Wong was also found guilty of insider trading in shares of Shenzhen-listed Beijing Centergate Technologies (Holding) while he was a substantial shareholder of the firm. Wong cleared 309 million yuan in profit by illegally dealing in more than 1.415 billion yuan worth of Beijing Centergate shares between April and September 2007, Xinhua said.
He also directly or indirectly paid 4.56 million yuan in cash and property as bribes to five government officials between 2006 and 2008.
The roster of heavyweight mainland officials caught up in the wake of Wong's graft investigations includes Xu Zongheng , the former mayor of Shenzhen; ex-Guangdong police chief and chairman of the provincial CPPCC Chen Shaoji ; and Wang Huayuan , formerly Guangdong's top graft-buster.
Lin Chiu, a main investor in Hong Kong gambling cruise operator Neptune Group, was also reportedly arrested in late 2008 on the mainland on suspicion of helping Wong to launder money.
Last December, the Shanghai Communist Party's commission for discipline inspection stripped former Shanghai deputy police chief Zhu Ying of his membership of the committee for disciplinary violations related to Wong's case.
It remains to be seen how successful Hong Kong regulators will be in pursuing their civil charges against Wong now that Beijing's criminal case against him appears to be closed.

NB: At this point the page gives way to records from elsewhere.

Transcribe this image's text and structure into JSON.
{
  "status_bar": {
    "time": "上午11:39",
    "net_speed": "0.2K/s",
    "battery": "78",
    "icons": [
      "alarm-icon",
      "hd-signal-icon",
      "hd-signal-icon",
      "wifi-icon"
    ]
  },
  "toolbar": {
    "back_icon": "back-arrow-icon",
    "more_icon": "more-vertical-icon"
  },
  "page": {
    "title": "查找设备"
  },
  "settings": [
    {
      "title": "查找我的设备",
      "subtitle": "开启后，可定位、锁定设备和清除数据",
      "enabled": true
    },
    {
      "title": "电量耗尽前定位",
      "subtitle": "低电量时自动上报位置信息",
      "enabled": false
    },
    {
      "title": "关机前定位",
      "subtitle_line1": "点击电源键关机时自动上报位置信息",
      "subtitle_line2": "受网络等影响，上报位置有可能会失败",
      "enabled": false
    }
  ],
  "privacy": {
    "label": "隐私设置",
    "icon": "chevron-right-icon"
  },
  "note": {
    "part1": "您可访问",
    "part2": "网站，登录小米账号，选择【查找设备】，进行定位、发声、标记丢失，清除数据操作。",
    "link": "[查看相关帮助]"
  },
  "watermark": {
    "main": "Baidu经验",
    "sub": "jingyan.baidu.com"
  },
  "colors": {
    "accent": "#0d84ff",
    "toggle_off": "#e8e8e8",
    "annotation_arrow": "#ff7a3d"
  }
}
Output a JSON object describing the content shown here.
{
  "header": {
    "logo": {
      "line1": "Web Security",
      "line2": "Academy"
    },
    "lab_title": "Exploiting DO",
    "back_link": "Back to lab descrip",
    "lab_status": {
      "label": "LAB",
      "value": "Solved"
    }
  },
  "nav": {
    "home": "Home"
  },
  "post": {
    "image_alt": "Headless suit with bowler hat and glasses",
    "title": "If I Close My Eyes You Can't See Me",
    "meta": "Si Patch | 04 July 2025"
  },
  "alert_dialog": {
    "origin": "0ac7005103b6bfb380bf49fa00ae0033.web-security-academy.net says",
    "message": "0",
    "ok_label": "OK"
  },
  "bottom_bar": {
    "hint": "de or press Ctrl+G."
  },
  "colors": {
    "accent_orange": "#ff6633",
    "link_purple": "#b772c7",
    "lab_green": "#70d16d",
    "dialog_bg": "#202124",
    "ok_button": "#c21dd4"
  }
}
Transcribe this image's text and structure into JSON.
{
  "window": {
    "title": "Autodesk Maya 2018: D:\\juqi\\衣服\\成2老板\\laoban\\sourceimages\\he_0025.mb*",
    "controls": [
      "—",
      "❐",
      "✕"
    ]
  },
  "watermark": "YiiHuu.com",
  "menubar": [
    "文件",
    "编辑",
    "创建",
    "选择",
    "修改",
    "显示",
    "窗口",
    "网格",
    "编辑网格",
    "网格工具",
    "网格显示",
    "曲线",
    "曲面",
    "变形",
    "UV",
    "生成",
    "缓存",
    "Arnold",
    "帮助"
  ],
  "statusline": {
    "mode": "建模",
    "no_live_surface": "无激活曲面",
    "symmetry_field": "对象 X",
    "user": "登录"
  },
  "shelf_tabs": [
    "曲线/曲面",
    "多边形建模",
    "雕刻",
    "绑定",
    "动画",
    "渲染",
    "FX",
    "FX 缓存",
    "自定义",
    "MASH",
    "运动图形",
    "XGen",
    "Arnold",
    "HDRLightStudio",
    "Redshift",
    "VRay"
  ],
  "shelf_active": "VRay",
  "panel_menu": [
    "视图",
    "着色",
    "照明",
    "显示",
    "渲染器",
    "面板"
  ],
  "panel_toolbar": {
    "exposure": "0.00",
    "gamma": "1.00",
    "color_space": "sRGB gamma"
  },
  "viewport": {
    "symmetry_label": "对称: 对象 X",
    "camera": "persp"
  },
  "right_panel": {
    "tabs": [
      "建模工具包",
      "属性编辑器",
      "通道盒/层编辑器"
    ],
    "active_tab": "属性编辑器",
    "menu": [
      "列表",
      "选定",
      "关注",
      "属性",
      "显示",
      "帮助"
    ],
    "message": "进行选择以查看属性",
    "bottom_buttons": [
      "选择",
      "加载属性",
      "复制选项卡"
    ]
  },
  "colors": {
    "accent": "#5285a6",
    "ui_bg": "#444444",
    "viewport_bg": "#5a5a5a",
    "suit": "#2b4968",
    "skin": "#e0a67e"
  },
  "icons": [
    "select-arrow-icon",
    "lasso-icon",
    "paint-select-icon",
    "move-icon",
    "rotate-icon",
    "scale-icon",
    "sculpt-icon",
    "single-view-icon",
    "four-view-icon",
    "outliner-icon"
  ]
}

Corporate governance activist David Webb said: 'So long as Wong is in a mainland jail, it might be difficult for the SFC to complete the civil proceedings against him, as natural justice probably gives him a right to respond, and he may not be able to do so from jail.'
Last year the SFC accused Wong and Du of organising a HK$2.2 billion share buyback by Gome in 2008 so that Wong could use the proceeds to help repay a HK$2.4 billion personal loan.
'This transaction was a fraud or deception,' the regulator said in a statement at the time. 'The share repurchase had a negative impact on Gome's financial position and was not in the best interests of the company and its shareholders.'
The HK$1.66 billion in Wong's assets that were frozen by the High Court marked the largest such injunction ever sought by the SFC. But the failure to serve Wong and Du with a Hong Kong court summons highlights the frailties of cross-border regulatory enforcement.
The SFC's standing co-operation agreement with its mainland counterpart, the China Securities Regulatory Commission, has not proved effective in handling the matter, according to a second person familiar with the issue.
If the SFC continues to be unsuccessful in serving Wong and Du with the summons it can ask the court in Hong Kong to resolve the civil matter in their absence. That could include a possible court order of the sale of the HK$1.66 billion in frozen Gome shares, in order to compensate for losses due to the alleged stock market fraud, the person said.
Although his disgrace is now complete, Wong Kwong-yu is still rich
He has a 34 per cent stake in Gome that at the close of the market yesterday was worth (in HK dollars) nearly: $12b